**Data records:**

──────

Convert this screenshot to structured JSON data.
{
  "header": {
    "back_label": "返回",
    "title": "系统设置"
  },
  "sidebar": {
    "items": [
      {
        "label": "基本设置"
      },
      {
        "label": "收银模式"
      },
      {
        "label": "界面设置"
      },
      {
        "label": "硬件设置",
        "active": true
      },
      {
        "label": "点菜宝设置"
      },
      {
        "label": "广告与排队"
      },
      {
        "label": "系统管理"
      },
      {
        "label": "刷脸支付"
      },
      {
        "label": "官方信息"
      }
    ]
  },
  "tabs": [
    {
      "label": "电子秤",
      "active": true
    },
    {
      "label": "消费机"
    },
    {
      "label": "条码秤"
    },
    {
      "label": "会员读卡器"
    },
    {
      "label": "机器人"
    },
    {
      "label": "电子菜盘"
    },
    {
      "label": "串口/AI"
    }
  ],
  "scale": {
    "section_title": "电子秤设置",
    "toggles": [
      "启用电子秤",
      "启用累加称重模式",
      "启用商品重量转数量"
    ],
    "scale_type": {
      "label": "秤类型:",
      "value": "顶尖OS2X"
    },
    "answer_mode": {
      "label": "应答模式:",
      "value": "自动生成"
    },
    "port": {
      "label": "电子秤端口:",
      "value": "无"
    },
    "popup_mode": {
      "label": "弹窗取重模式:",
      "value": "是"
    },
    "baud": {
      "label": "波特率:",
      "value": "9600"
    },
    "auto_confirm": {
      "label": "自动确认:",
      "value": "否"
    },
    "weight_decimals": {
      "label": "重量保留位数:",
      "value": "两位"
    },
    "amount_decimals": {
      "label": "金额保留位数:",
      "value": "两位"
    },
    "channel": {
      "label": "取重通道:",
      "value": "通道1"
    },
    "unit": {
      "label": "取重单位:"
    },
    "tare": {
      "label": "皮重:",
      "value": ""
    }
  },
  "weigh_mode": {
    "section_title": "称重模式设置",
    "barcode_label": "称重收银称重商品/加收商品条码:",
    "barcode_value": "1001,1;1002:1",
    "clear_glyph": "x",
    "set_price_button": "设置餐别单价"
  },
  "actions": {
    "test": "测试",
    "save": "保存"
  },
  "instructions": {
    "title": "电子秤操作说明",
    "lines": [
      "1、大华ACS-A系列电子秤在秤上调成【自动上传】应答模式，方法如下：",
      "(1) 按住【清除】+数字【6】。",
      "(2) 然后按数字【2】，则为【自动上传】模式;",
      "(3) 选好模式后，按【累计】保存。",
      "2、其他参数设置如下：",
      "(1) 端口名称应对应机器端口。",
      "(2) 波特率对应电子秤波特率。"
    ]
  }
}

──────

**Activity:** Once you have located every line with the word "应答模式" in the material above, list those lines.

**Task response:**
      "label": "应答模式:",
      "1、大华ACS-A系列电子秤在秤上调成【自动上传】应答模式，方法如下：",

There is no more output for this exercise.